Courts and the office of the attorney general have ordered newspapers to cease publication. The courts have also asked telecom companies to block certain news websites. While the shuttering of some media outlets predates your presidency, we urge you to lift immediately all bans and put in place safeguards to ensure that your government does not take similar actions against the press in the future.

Accusations of “false news” and improper registration have been used to shutter and block online media outlets. Some illustrative examples are outlined below:

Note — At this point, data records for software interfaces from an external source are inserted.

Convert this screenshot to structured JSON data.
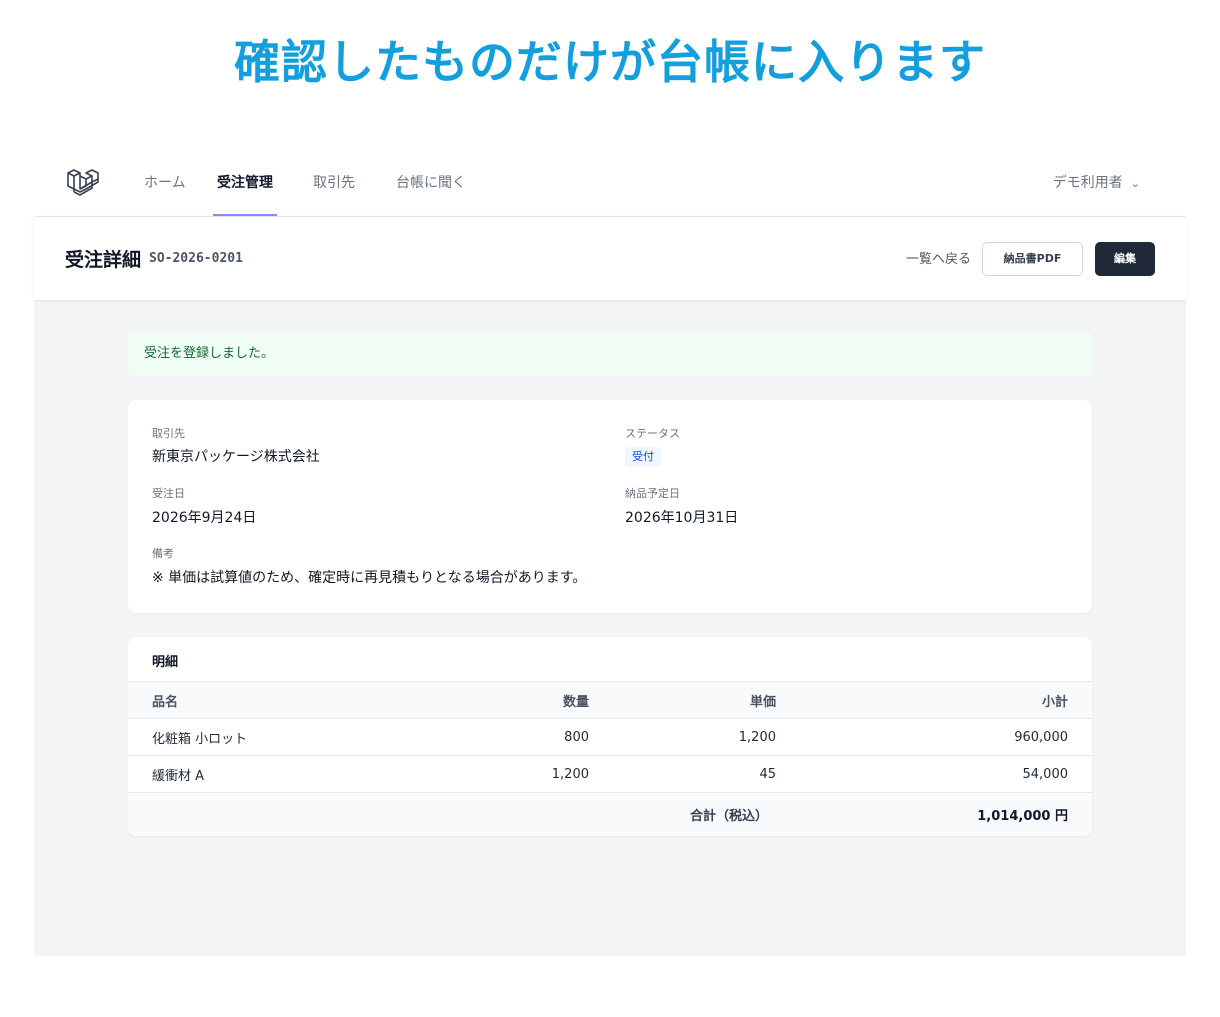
{
  "headline": "確認したものだけが台帳に入ります",
  "nav": {
    "links": [
      "ホーム",
      "受注管理",
      "取引先",
      "台帳に聞く"
    ],
    "user": "デモ利用者"
  },
  "header": {
    "title": "受注詳細",
    "order_no": "SO-2026-0201",
    "back_label": "一覧へ戻る",
    "pdf_label": "納品書PDF",
    "edit_label": "編集"
  },
  "flash": "受注を登録しました。",
  "info": {
    "client_label": "取引先",
    "client": "新東京パッケージ株式会社",
    "status_label": "ステータス",
    "status": "受付",
    "order_date_label": "受注日",
    "order_date": "2026年9月24日",
    "delivery_label": "納品予定日",
    "delivery_date": "2026年10月31日",
    "note_label": "備考",
    "note": "※ 単価は試算値のため、確定時に再見積もりとなる場合があります。"
  },
  "items": {
    "title": "明細",
    "columns": [
      "品名",
      "数量",
      "単価",
      "小計"
    ],
    "rows": [
      {
        "name": "化粧箱 小ロット",
        "qty": "800",
        "price": "1,200",
        "subtotal": "960,000"
      },
      {
        "name": "緩衝材 A",
        "qty": "1,200",
        "price": "45",
        "subtotal": "54,000"
      }
    ],
    "total_label": "合計（税込）",
    "total": "1,014,000 円"
  },
  "colors": {
    "headline": "#139fde",
    "active_underline": "#818cf8",
    "edit_button": "#1f2937",
    "flash_bg": "#f0fdf4"
  }
}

  • Haatuf newspaper and its sister publication Somaliland Times have not gone to press since 2014 when they were suspended from publication by a court order amid allegations of publishing false news, according to media reports and CPJ research.
  • The attorney general ordered Hubsad and Codka Shacabka to stop printing in 2016, alleging that the newspapers were improperly registered, according to CPJ research. The newspapers remain off the streets, according to the local advocacy group Human Rights Center.
  • A Hargeisa court blocked five news websites in Somaliland in July 2017 after the government accused them of disseminating false news, according to CPJ research. Four of the websites remain banned, according to Human Rights Center in Somaliland.
  • During the election, when citizens most needed access to information, internet companies blocked more than a dozen social media websites on the order of the electoral commission which argued that it was fighting “fake news”, according to media reports and CPJ research.

We are also concerned by the conduct of public officials. Your newly appointed information minister recently stated that the government would only communicate through state-owned media. Such a policy would stifle the independent press. We urge your government to ensure that both private and state-owned media have access to public information.

The attorney general, who also served under the previous administration, on at least two occasions asked courts to retry journalists who were acquitted, according to media reports and CPJ research. Most notably, after a lower court dismissed an incitement case against Ahmed Mouse Sakaaro, the attorney general challenged this decision in an appeals court. The appeals court sided with the official, ordering a retrial in Ahmed’s case, according to media reports.

We are committed to working with you in helping to create an environment conducive to press freedom in Somaliland. We are available to meet you or a representative of your government at your convenience to elaborate on our recommendations. We look forward to your response.

Yours Sincerely,

Angela Quintal
Africa Program Coordinator


Abdurrahman Abdullahi Farah, Somaliland Information Minister
Adam Haji Ali, Somaliland Chief Justice
Hasan Ahmed Hasan, Somaliland Attorney General